Q: Once JDs reach their career goal, whether it be making partner, becoming a tenured professor, or leading a law department as GC, do they ever opt out of their highly regarded roles?

A: Each may have a different set of reasons, and it may be rare, but yes, they do. Rather than seeing it as opting out, however, they tend to see the transition as choosing to do something else; rather than downshifting, they see it as moving on to a new career challenge. Based on their additional interests and life stage, they take a step, grounded on a leap of faith that their abilities and aptitudes will propel them in a positive direction.
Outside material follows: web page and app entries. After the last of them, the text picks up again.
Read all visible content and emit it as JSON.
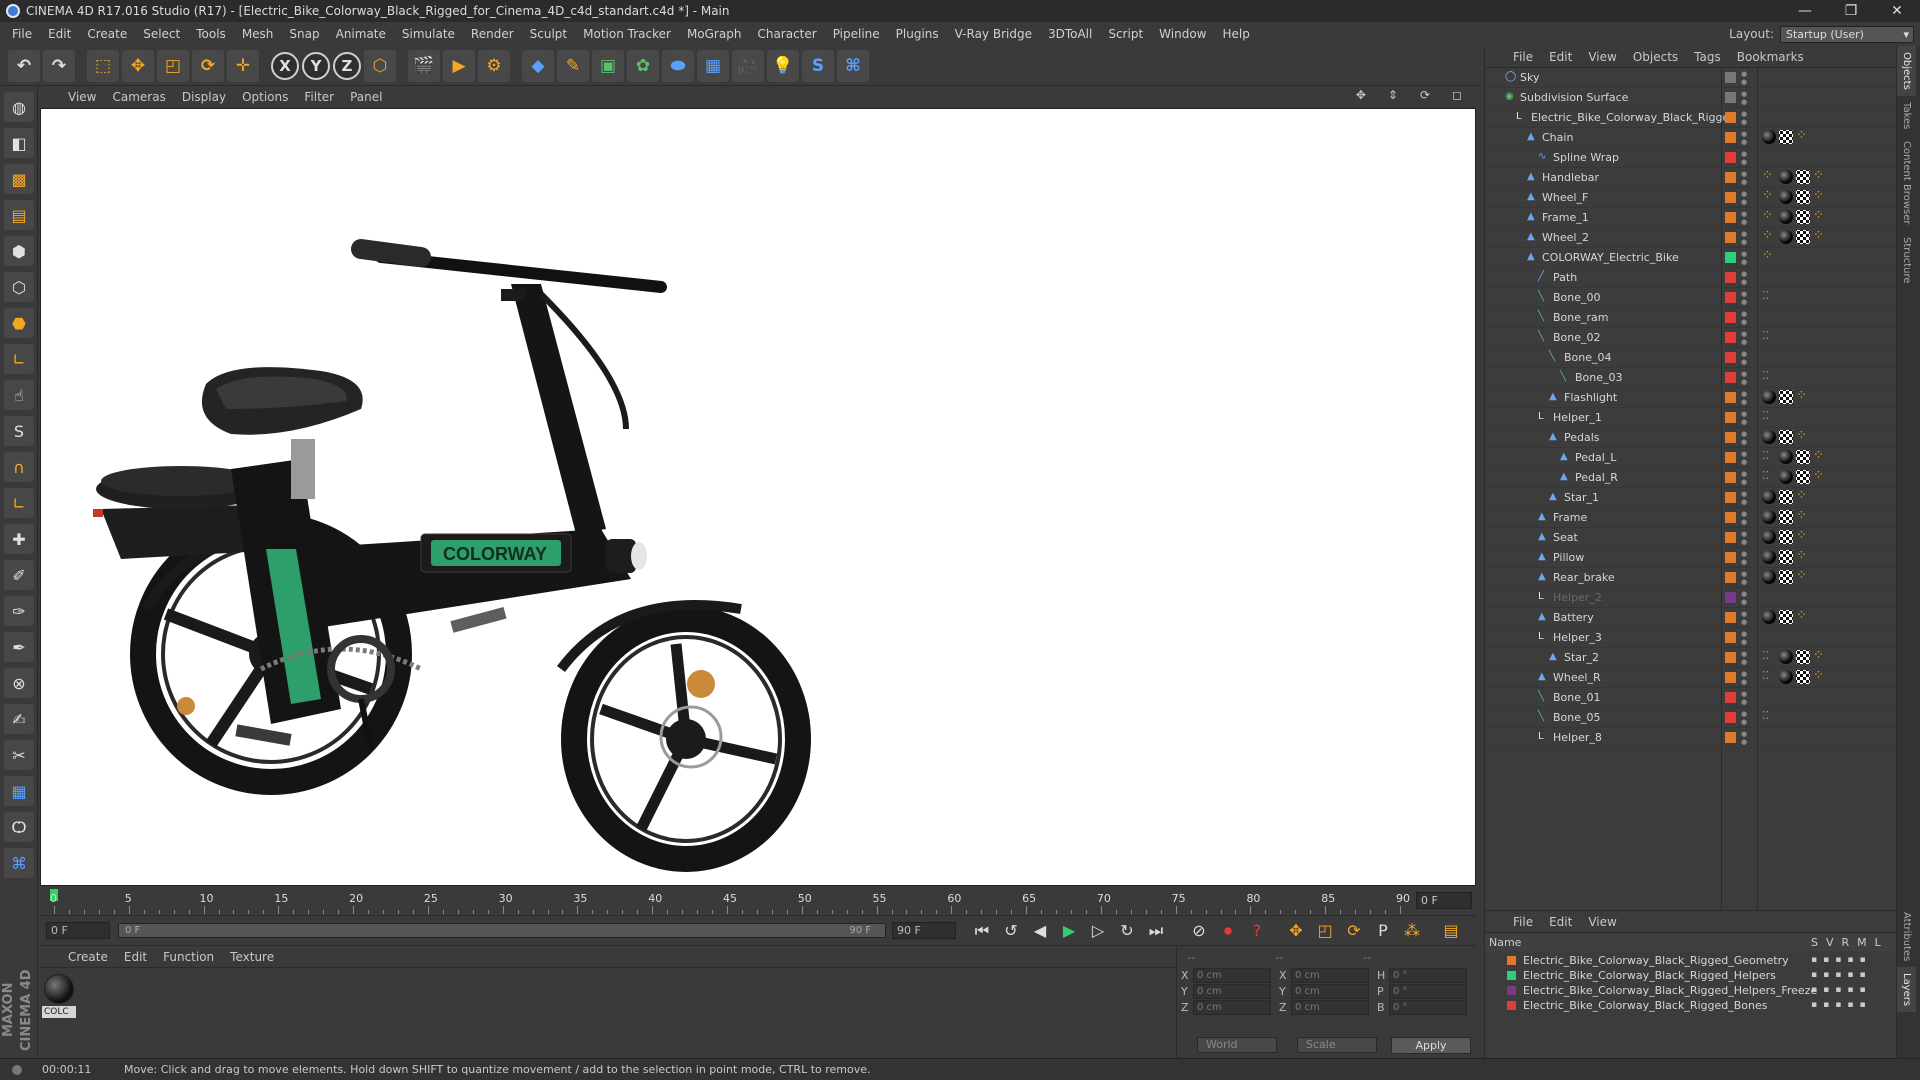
{
  "window": {
    "title": "CINEMA 4D R17.016 Studio (R17) - [Electric_Bike_Colorway_Black_Rigged_for_Cinema_4D_c4d_standart.c4d *] - Main",
    "controls": [
      "—",
      "❐",
      "✕"
    ]
  },
  "menubar": [
    "File",
    "Edit",
    "Create",
    "Select",
    "Tools",
    "Mesh",
    "Snap",
    "Animate",
    "Simulate",
    "Render",
    "Sculpt",
    "Motion Tracker",
    "MoGraph",
    "Character",
    "Pipeline",
    "Plugins",
    "V-Ray Bridge",
    "3DToAll",
    "Script",
    "Window",
    "Help"
  ],
  "layout": {
    "label": "Layout:",
    "value": "Startup (User)"
  },
  "viewport": {
    "menu": [
      "View",
      "Cameras",
      "Display",
      "Options",
      "Filter",
      "Panel"
    ],
    "nav_icons": [
      "✥",
      "⇕",
      "⟳",
      "◻"
    ],
    "logo_text": "COLORWAY"
  },
  "timeline": {
    "ticks": [
      "0",
      "5",
      "10",
      "15",
      "20",
      "25",
      "30",
      "35",
      "40",
      "45",
      "50",
      "55",
      "60",
      "65",
      "70",
      "75",
      "80",
      "85",
      "90"
    ],
    "end_frame": "0 F"
  },
  "transport": {
    "current_frame": "0 F",
    "range_start": "0 F",
    "range_end": "90 F",
    "max_frame": "90 F"
  },
  "material_manager": {
    "menu": [
      "Create",
      "Edit",
      "Function",
      "Texture"
    ],
    "material_label": "COLC"
  },
  "coordinates": {
    "rows": [
      {
        "a": "X",
        "av": "0 cm",
        "b": "X",
        "bv": "0 cm",
        "c": "H",
        "cv": "0 °"
      },
      {
        "a": "Y",
        "av": "0 cm",
        "b": "Y",
        "bv": "0 cm",
        "c": "P",
        "cv": "0 °"
      },
      {
        "a": "Z",
        "av": "0 cm",
        "b": "Z",
        "bv": "0 cm",
        "c": "B",
        "cv": "0 °"
      }
    ],
    "top_labels": [
      "--",
      "--",
      "--"
    ],
    "mode": "World",
    "scale_mode": "Scale",
    "apply": "Apply"
  },
  "object_manager": {
    "menu": [
      "File",
      "Edit",
      "View",
      "Objects",
      "Tags",
      "Bookmarks"
    ],
    "objects": [
      {
        "name": "Sky",
        "indent": 0,
        "icon": "sky-icon",
        "layer": "#777777",
        "tags": []
      },
      {
        "name": "Subdivision Surface",
        "indent": 0,
        "icon": "subdivision-icon",
        "layer": "#777777",
        "tags": []
      },
      {
        "name": "Electric_Bike_Colorway_Black_Rigged",
        "indent": 1,
        "icon": "null-icon",
        "layer": "#e07a2a",
        "tags": []
      },
      {
        "name": "Chain",
        "indent": 2,
        "icon": "polygon-icon",
        "layer": "#e07a2a",
        "tags": [
          "mat",
          "chk",
          "orn"
        ]
      },
      {
        "name": "Spline Wrap",
        "indent": 3,
        "icon": "deformer-icon",
        "layer": "#e33a3a",
        "tags": []
      },
      {
        "name": "Handlebar",
        "indent": 2,
        "icon": "polygon-icon",
        "layer": "#e07a2a",
        "tags": [
          "orn",
          "mat",
          "chk",
          "orn"
        ]
      },
      {
        "name": "Wheel_F",
        "indent": 2,
        "icon": "polygon-icon",
        "layer": "#e07a2a",
        "tags": [
          "orn",
          "mat",
          "chk",
          "orn"
        ]
      },
      {
        "name": "Frame_1",
        "indent": 2,
        "icon": "polygon-icon",
        "layer": "#e07a2a",
        "tags": [
          "orn",
          "mat",
          "chk",
          "orn"
        ]
      },
      {
        "name": "Wheel_2",
        "indent": 2,
        "icon": "polygon-icon",
        "layer": "#e07a2a",
        "tags": [
          "orn",
          "mat",
          "chk",
          "orn"
        ]
      },
      {
        "name": "COLORWAY_Electric_Bike",
        "indent": 2,
        "icon": "polygon-icon",
        "layer": "#2fcf7a",
        "tags": [
          "orn"
        ]
      },
      {
        "name": "Path",
        "indent": 3,
        "icon": "spline-icon",
        "layer": "#e33a3a",
        "tags": []
      },
      {
        "name": "Bone_00",
        "indent": 3,
        "icon": "bone-icon",
        "layer": "#e33a3a",
        "tags": [
          "blu"
        ]
      },
      {
        "name": "Bone_ram",
        "indent": 3,
        "icon": "bone-icon",
        "layer": "#e33a3a",
        "tags": []
      },
      {
        "name": "Bone_02",
        "indent": 3,
        "icon": "bone-icon",
        "layer": "#e33a3a",
        "tags": [
          "blu"
        ]
      },
      {
        "name": "Bone_04",
        "indent": 4,
        "icon": "bone-icon",
        "layer": "#e33a3a",
        "tags": []
      },
      {
        "name": "Bone_03",
        "indent": 5,
        "icon": "bone-icon",
        "layer": "#e33a3a",
        "tags": [
          "blu"
        ]
      },
      {
        "name": "Flashlight",
        "indent": 4,
        "icon": "polygon-icon",
        "layer": "#e07a2a",
        "tags": [
          "mat",
          "chk",
          "orn"
        ]
      },
      {
        "name": "Helper_1",
        "indent": 3,
        "icon": "null-icon",
        "layer": "#e07a2a",
        "tags": [
          "blu"
        ]
      },
      {
        "name": "Pedals",
        "indent": 4,
        "icon": "polygon-icon",
        "layer": "#e07a2a",
        "tags": [
          "mat",
          "chk",
          "orn"
        ]
      },
      {
        "name": "Pedal_L",
        "indent": 5,
        "icon": "polygon-icon",
        "layer": "#e07a2a",
        "tags": [
          "blu",
          "mat",
          "chk",
          "orn"
        ]
      },
      {
        "name": "Pedal_R",
        "indent": 5,
        "icon": "polygon-icon",
        "layer": "#e07a2a",
        "tags": [
          "blu",
          "mat",
          "chk",
          "orn"
        ]
      },
      {
        "name": "Star_1",
        "indent": 4,
        "icon": "polygon-icon",
        "layer": "#e07a2a",
        "tags": [
          "mat",
          "chk",
          "orn"
        ]
      },
      {
        "name": "Frame",
        "indent": 3,
        "icon": "polygon-icon",
        "layer": "#e07a2a",
        "tags": [
          "mat",
          "chk",
          "orn"
        ]
      },
      {
        "name": "Seat",
        "indent": 3,
        "icon": "polygon-icon",
        "layer": "#e07a2a",
        "tags": [
          "mat",
          "chk",
          "orn"
        ]
      },
      {
        "name": "Pillow",
        "indent": 3,
        "icon": "polygon-icon",
        "layer": "#e07a2a",
        "tags": [
          "mat",
          "chk",
          "orn"
        ]
      },
      {
        "name": "Rear_brake",
        "indent": 3,
        "icon": "polygon-icon",
        "layer": "#e07a2a",
        "tags": [
          "mat",
          "chk",
          "orn"
        ]
      },
      {
        "name": "Helper_2",
        "indent": 3,
        "icon": "null-icon",
        "layer": "#7a3a8a",
        "tags": [],
        "dim": true
      },
      {
        "name": "Battery",
        "indent": 3,
        "icon": "polygon-icon",
        "layer": "#e07a2a",
        "tags": [
          "mat",
          "chk",
          "orn"
        ]
      },
      {
        "name": "Helper_3",
        "indent": 3,
        "icon": "null-icon",
        "layer": "#e07a2a",
        "tags": []
      },
      {
        "name": "Star_2",
        "indent": 4,
        "icon": "polygon-icon",
        "layer": "#e07a2a",
        "tags": [
          "blu",
          "mat",
          "chk",
          "orn"
        ]
      },
      {
        "name": "Wheel_R",
        "indent": 3,
        "icon": "polygon-icon",
        "layer": "#e07a2a",
        "tags": [
          "blu",
          "mat",
          "chk",
          "orn"
        ]
      },
      {
        "name": "Bone_01",
        "indent": 3,
        "icon": "bone-icon",
        "layer": "#e33a3a",
        "tags": []
      },
      {
        "name": "Bone_05",
        "indent": 3,
        "icon": "bone-icon",
        "layer": "#e33a3a",
        "tags": [
          "blu"
        ]
      },
      {
        "name": "Helper_8",
        "indent": 3,
        "icon": "null-icon",
        "layer": "#e07a2a",
        "tags": []
      }
    ]
  },
  "layer_manager": {
    "menu": [
      "File",
      "Edit",
      "View"
    ],
    "header": {
      "name": "Name",
      "flags": [
        "S",
        "V",
        "R",
        "M",
        "L"
      ]
    },
    "layers": [
      {
        "name": "Electric_Bike_Colorway_Black_Rigged_Geometry",
        "color": "#e07a2a"
      },
      {
        "name": "Electric_Bike_Colorway_Black_Rigged_Helpers",
        "color": "#2fcf7a"
      },
      {
        "name": "Electric_Bike_Colorway_Black_Rigged_Helpers_Freeze",
        "color": "#7a3a8a"
      },
      {
        "name": "Electric_Bike_Colorway_Black_Rigged_Bones",
        "color": "#e33a3a"
      }
    ]
  },
  "side_tabs": [
    "Objects",
    "Takes",
    "Content Browser",
    "Structure"
  ],
  "side_tabs_lower": [
    "Attributes",
    "Layers"
  ],
  "status": {
    "time": "00:00:11",
    "message": "Move: Click and drag to move elements. Hold down SHIFT to quantize movement / add to the selection in point mode, CTRL to remove."
  }
}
This is the ultimate in career control, and it can be a process…of overcoming their own questions about “who does that?” or any qualms about how others will perceive their paths. But yes, lawyers do opt to use their law degree and lawyering skills in additional, sometimes creative ways after attaining classic success. Exercising options can take courage, and of course the right set of supporting circumstances. But in this day and age, when some question the very value of a JD, others continue to see the diverse opportunities it affords as one of its many pluses to be conscious of and to celebrate.